Grip: 2

No issues here. The Griffin has jimping on both sides that help with traction while prying off a bottle top, or in the reverse grip, using the box wrenches.

Carry: 1

For my purposes, it works fine thrown into a pocket – although the long and skinny nature of the tool means that it sometimes lodges itself at the bottom of your pocket.


However, if you’re using the Griffin as a dangler with your keys on it, the actual opening itself is pretty small for a lot of belt loops.

Materials: 0

When I first started writing this review, I had rated the Griffin as a “1” in materials, which I’ve revised down to zero. I like the feel and durability of stainless steel; the heft is worth the strength. The stainless Griffin is approximately three times heavier than the titanium and five times heavier than the carbon fiber. But, umm, the bottle opener bent!


Maybe that’s a sign I drink too much. Maybe the geometry of the edge needs some work. Maybe they need to heat treat their tools. People complain that the carbon fiber versions chip when you open a beverage as well, which is disappointing. With a thick (3/16”) stock of stainless, you expect to not have to worry about this. Disappointing.

Deployment/Accessibility: 2
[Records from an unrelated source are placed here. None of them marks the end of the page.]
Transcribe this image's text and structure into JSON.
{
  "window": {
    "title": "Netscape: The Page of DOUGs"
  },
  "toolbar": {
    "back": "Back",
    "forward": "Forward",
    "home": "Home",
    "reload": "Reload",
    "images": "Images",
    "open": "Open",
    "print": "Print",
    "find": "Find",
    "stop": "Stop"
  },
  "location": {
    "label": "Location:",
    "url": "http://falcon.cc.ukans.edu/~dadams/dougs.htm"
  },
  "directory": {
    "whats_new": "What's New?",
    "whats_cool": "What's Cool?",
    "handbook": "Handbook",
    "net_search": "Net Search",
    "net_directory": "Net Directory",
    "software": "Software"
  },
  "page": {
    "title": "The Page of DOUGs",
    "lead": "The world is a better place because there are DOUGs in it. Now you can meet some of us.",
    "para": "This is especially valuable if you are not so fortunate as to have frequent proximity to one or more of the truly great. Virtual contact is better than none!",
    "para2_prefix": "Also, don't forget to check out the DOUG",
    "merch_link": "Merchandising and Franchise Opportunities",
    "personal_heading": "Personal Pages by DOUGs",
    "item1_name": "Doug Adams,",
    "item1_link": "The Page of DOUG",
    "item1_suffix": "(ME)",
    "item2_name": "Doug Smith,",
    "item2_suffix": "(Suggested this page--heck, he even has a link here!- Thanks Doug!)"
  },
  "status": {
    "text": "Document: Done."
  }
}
No issues with interference on the Griffin. Some features serve multiple purposes – the bottle opener is also a ¼” bit driver, and the key ring hole is a 5/16” hex driver, but you’re unlikely to need both at the same time.

Retention Method: 2

Well, the whole point is that it’s got a built-in pocket clip, which is clever. As a dangler it’s good, or you can also slide it over the lip of your “fifth” (coin) pocket as well. The non-linear gate (which reminds me of old Jaguar automatic shifters) helps hold the tool in place as well.

Tool Selection: 2

It covers the basic tenets of OPMTs – a straight screwdriver/prybar, a bottle opener, and a key-ring.  I like the inclusion of the 4 through 7mm box wrenches, but think about this – what exactly USES those size bolts? I’m a mechanic by trade and I’ll happily show you how clean my ¼” drive 4 through 7mm sockets are. The Griffin could benefit from “imbiggening” – multiply the size by 1.25 so that the clip is a little bigger, and it includes an 8 and a 10mm box wrench – which would actually be useful. The 6 and 7mm wrenches occasionally work on worm-gear type band clamps but of course you can’t fit the Griffin on those. The ¼” bit driver is a great “zero downside” addition, built into the bottle opener. And the 5/16” hex drive – a size commonly used on domestic appliances – is a boon. I don’t do any woodworking but I’d imagine Anthony has something to say about the uses of a scoring tool for marking things. And of course a Philips driver would be helpful, but is impractical from a machining standpoint.

Tool Performance: 1


Here we get to the Griffin’s strong point for me, a craft beer nerd. The bottle opener is the best short of a bartender-style, full-size tool. Instead of the opener being on the forward side of the tool, hooking under and leveraging UP, you place the Griffin over the top of a cap, hook the edge under, and push down. It is a fantastic single-pull opener, and it’s a lot of fun to use. Sadly after a few weeks of use, it bent, making opening bottles difficult and requiring straightening with a set of pliers. The straight screwdriver/prybar works well, but lacks leverage due to the size of the tool. The ¼” bit driver and 5/16” hex are situated at the end of the tool so you have maximum leverage when torqueing things down. There is no retention method for a ¼” bit, though. The box wrenches are in the middle so access and leverage are poor, but you probably won’t be using them anyway, so it’s a moot point.

Overall: 15/20

For things that I keep a one piece tool around in my pocket for, the Griffin suits my purposes especially well. Pop open a beer, tighten a screw, wedge open the occasional recalcitrant pistachio, etc. I think the Griffin could benefit from improvements in machining and materials, but for around $20 these are more observations than complaints. If you want to try out something new for light duty jobs around the house, it’s worth a try.